From there, we get an odd mixture of arguments between McConaughey and Hudson, treasure hunting scenes, and moments with Honeycutt and Gemma. The scenes with Sutherland and Dziena (who looks just like Miley Cyrus) truly detract from the main storyline and feel as if they are coming from a different movie. The final insult comes at the end, where we get a scene which is supposed to be suspenseful. Well, A) the scene was in the trailer, so if you’ve seen that, then you know how it ends, and B) being a Hollywood rom-com, there’s not much worry that things will end anyway but well.

To be honest, I didn’t expect Fool’s Gold to be a great movie, but I thought that it would hold some laughs. But, this movie is remarkably humorless. The banter between McConaughey and Hudson is tired, Gemma’s air-head schtick is pointless, and the rest of the cast (Sutherland, Ray Winstone) is wasted. It’s become a cliché to joke about McConaughey going shirtless, but this film only seems to exist as a reason for this to happen. He doesn’t don a shirt until 18 minutes into the movie and it seems to fall off at regular intervals. Fool’s Gold is a total waste of time, and the only positive thing that I can say about this movie is that it’s good to see Malcolm-Jamal Warner getting some work.

Fool's Gold digs for treasure on DVD courtesy of Warner Home Video. The film has come to DVD in two separate releases, one full-frame and the other widescreen. For the purposes of this review, only the widescreen version was viewed. The film has been letterboxed at 2.35:1 and the transfer is enhanced for 16 x 9 TVs. This is a nice transfer, as the image is sharp and clear. The picture shows no grain and no defects from the source material. The colors are very good and ocean-scape shots look great. The image does lack in detail in some spots though, and there is some mild video noise at times. The DVD carries a Dolby Digital 5.1 audio track which provides clear dialogue and sound effects. The track offers some nice surround sound and stereo effects during action scenes and the underwater diving moments. The action during the finale provides a refreshing amount of subwoofer effects for a romantic-comedy.

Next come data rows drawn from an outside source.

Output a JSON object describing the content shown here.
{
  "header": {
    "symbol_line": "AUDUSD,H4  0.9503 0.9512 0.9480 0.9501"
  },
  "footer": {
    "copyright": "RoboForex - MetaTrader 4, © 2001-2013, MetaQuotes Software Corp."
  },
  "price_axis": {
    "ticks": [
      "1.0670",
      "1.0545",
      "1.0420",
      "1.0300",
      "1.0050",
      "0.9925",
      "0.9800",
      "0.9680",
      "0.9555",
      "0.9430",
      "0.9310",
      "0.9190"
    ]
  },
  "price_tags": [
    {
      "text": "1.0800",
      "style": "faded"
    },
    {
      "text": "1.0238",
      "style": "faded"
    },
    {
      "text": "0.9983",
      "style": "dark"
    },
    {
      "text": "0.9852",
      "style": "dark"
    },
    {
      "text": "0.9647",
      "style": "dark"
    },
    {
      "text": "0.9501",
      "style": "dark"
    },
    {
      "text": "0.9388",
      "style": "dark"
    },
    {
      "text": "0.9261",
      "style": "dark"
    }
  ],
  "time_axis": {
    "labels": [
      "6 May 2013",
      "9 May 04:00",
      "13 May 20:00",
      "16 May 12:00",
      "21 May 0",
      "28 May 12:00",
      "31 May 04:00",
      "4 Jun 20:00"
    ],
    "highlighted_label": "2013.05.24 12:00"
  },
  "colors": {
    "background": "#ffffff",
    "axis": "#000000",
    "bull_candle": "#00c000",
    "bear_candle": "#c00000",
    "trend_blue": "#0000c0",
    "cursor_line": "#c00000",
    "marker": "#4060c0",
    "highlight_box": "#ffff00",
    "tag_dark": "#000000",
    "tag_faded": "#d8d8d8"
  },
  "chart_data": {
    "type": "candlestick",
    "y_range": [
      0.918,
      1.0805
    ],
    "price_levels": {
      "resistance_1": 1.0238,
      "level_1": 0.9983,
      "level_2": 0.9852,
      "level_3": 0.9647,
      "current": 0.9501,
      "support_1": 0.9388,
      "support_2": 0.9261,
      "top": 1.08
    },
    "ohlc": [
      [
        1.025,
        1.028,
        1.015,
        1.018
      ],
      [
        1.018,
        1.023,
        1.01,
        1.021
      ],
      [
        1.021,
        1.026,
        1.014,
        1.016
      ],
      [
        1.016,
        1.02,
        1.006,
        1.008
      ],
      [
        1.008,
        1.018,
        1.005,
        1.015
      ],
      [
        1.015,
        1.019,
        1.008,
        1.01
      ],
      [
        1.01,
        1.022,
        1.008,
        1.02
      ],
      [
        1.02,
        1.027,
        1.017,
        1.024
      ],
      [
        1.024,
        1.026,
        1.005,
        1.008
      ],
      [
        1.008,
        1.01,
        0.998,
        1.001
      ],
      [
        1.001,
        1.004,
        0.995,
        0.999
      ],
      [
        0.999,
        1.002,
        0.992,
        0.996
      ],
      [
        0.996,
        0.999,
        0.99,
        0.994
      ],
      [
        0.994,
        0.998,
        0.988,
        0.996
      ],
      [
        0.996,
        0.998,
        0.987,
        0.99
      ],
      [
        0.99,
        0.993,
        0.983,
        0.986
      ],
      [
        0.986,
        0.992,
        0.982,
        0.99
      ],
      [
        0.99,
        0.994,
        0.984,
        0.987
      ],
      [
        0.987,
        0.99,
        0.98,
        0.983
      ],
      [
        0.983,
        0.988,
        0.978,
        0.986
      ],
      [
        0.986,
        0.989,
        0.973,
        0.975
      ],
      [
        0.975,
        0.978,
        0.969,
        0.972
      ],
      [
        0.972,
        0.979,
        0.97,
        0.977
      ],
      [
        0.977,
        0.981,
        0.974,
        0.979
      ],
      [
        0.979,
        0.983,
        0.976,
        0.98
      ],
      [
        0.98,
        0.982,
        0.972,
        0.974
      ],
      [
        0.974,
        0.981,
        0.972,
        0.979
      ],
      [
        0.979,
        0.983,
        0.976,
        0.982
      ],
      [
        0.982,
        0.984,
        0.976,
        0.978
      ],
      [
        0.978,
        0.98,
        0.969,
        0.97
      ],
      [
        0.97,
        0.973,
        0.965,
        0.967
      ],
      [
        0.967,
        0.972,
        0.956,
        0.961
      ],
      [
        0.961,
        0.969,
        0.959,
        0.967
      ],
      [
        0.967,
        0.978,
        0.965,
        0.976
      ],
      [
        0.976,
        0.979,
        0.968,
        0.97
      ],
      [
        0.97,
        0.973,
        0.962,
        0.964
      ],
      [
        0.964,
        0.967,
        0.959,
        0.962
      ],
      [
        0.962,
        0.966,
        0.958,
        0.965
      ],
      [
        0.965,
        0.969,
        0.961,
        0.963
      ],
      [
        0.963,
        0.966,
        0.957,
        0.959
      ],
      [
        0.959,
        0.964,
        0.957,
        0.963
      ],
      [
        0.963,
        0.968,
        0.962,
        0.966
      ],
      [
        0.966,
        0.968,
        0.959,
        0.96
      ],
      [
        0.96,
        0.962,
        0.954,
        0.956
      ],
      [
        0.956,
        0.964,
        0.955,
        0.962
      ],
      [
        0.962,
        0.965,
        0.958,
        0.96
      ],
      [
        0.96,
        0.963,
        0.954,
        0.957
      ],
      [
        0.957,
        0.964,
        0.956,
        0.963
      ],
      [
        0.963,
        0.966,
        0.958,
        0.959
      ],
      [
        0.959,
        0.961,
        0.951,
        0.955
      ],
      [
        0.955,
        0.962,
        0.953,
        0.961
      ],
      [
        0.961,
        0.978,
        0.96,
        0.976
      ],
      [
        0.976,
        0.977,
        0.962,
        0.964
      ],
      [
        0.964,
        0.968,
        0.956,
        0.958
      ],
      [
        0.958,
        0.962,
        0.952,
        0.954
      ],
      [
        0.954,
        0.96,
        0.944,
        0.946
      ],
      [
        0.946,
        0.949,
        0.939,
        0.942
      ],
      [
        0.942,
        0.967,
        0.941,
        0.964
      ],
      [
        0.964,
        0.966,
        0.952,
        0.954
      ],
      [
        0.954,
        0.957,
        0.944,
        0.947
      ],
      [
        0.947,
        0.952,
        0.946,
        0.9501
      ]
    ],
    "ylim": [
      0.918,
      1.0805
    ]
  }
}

The Fool's Gold DVD contains only two bonus features. "Fool's Gold: Flirting with Adventure" (5 minutes) contains interviews with Hudson and McConaughey as they discuss what it's like to work together. There's a lot of talk about their "chemistry". The piece contains more clips than either interviews or behind-the-scenes footage. The other extra is a 3-minute "Gag Reel".

Warner Home Video has also brought Fool's Gold to Blu-ray Disc. The film has been letterboxed at 2.35:1 and the Disc offers a VC-1 1080p HD transfer which runs at an average of 20 Mbps. This transfer looks great, as the ocean scenes and the blue water simply sparkle here. The picture is very sharp and clear, showing no grain at all and no defects from the source material. The colors look great and the image has a very nice amount of depth. Unfortunately, the audio track on this Blu-ray is a Dolby Digital 5.1 track which runs at 48 kHz and 640 kbps. So, this is essentially the same track which was on the DVD. While Fool's Gold isn't a treasure-trove of great audio effects, the movie has several action scenes and I'm sure that a lossless track would have sounded very nice here.

The extras on the Blu-ray Disc are identical to those found on the DVD.

Review Copyright 2008 by Mike Long